[[ Supplied entries, beginning ]]

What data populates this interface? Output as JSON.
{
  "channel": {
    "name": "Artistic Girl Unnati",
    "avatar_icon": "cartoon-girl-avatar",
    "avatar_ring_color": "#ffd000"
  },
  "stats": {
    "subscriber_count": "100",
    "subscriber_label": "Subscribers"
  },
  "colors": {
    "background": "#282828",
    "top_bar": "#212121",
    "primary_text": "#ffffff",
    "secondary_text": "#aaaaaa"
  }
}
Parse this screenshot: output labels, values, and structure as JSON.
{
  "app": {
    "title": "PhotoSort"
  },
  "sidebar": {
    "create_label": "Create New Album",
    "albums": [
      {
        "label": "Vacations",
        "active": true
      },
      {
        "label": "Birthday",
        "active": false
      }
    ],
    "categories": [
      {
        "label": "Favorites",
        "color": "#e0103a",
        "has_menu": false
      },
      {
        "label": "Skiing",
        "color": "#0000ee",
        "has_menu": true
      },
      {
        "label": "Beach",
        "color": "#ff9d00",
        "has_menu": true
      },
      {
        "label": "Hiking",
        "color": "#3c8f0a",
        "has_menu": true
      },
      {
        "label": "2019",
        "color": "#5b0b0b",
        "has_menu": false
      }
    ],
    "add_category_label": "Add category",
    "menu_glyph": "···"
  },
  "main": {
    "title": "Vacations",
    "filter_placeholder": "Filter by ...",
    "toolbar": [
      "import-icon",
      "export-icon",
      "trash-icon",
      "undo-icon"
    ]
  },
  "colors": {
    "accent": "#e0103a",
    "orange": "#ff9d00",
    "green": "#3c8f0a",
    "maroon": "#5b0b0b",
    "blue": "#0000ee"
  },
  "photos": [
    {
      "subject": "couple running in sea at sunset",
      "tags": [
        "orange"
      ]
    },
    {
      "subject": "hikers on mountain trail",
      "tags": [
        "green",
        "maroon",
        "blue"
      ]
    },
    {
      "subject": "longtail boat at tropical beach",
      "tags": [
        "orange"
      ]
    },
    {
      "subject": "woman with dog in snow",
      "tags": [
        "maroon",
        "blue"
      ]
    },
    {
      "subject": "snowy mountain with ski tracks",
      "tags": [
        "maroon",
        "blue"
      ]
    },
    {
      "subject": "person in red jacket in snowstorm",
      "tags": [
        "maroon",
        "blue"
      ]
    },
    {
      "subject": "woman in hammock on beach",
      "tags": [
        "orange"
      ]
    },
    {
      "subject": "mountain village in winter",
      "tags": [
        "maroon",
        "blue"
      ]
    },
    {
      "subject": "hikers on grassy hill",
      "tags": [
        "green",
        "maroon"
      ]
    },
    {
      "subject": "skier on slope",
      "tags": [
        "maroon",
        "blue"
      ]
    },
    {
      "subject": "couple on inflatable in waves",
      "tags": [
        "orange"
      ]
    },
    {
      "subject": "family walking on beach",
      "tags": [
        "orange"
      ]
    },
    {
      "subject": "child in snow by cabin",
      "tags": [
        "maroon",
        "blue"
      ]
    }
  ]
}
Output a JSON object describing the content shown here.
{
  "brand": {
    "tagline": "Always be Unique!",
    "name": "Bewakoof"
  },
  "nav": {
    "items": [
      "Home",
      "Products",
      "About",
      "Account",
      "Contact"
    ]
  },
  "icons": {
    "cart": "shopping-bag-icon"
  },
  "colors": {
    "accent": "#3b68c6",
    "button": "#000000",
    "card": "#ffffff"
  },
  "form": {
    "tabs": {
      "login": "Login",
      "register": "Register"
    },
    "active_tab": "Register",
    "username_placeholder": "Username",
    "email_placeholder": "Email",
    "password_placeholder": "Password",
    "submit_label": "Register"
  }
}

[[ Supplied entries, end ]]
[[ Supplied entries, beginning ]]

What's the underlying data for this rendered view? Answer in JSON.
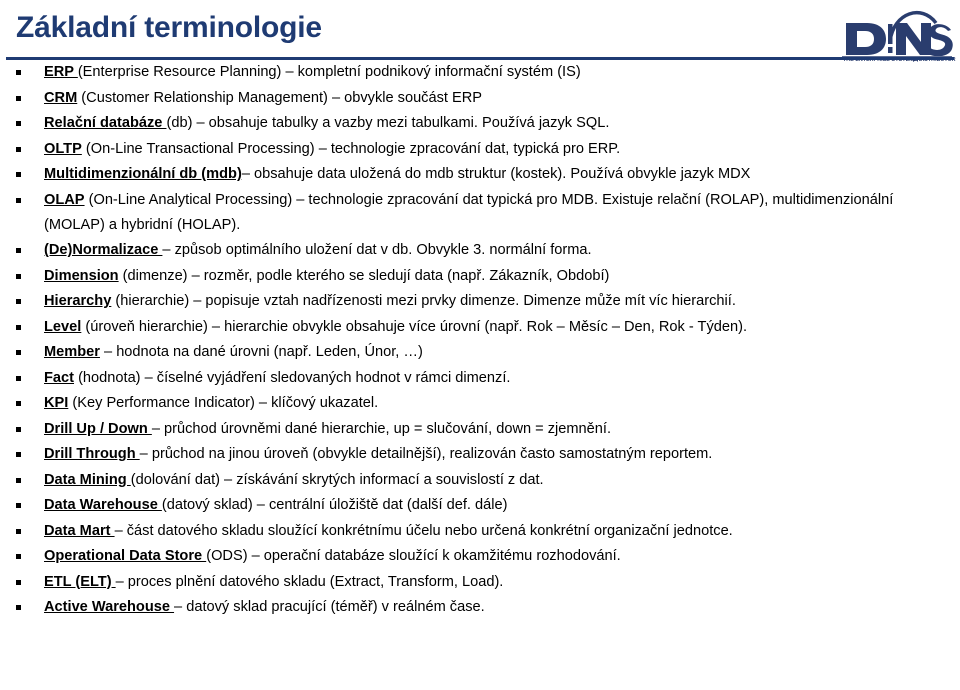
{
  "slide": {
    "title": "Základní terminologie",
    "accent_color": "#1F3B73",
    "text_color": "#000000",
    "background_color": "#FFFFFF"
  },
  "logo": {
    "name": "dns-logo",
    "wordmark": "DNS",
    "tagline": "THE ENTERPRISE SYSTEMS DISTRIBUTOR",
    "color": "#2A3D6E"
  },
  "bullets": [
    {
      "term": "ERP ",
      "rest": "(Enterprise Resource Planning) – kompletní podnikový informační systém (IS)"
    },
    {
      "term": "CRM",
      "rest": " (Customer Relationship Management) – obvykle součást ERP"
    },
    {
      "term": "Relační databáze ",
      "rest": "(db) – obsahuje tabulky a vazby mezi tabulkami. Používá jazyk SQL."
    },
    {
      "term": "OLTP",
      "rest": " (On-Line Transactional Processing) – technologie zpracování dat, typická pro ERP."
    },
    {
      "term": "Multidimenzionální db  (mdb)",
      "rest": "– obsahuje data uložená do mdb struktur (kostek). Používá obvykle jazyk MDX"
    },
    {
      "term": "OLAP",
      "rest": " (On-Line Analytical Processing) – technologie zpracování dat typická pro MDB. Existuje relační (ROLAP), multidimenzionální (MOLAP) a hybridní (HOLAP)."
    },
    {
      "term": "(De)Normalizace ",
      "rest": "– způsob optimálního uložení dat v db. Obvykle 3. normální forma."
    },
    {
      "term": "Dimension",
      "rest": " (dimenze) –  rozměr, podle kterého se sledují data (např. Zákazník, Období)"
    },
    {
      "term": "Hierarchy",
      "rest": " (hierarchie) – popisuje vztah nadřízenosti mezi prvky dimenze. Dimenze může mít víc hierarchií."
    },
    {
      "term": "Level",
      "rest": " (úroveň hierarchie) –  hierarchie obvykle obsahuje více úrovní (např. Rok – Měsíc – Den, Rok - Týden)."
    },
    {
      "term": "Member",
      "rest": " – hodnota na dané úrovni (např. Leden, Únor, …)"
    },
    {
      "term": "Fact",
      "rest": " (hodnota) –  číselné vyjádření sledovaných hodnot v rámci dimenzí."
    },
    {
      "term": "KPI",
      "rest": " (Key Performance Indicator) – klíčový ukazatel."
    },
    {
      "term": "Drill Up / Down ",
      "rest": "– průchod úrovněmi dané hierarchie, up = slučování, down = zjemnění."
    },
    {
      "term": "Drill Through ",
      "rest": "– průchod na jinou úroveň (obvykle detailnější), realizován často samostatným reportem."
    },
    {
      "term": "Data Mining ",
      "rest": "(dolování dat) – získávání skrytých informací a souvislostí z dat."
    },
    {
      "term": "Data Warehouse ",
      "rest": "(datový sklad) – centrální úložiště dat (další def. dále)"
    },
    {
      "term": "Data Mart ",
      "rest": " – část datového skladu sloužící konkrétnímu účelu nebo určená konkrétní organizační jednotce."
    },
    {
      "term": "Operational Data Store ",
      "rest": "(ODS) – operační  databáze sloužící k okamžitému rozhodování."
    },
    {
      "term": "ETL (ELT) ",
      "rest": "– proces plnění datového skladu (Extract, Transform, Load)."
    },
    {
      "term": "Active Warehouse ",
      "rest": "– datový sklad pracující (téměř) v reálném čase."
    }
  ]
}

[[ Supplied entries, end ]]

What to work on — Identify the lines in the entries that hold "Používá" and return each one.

Output of the exercise —
      "rest": "(db) – obsahuje tabulky a vazby mezi tabulkami. Používá jazyk SQL."
      "rest": "– obsahuje data uložená do mdb struktur (kostek). Používá obvykle jazyk MDX"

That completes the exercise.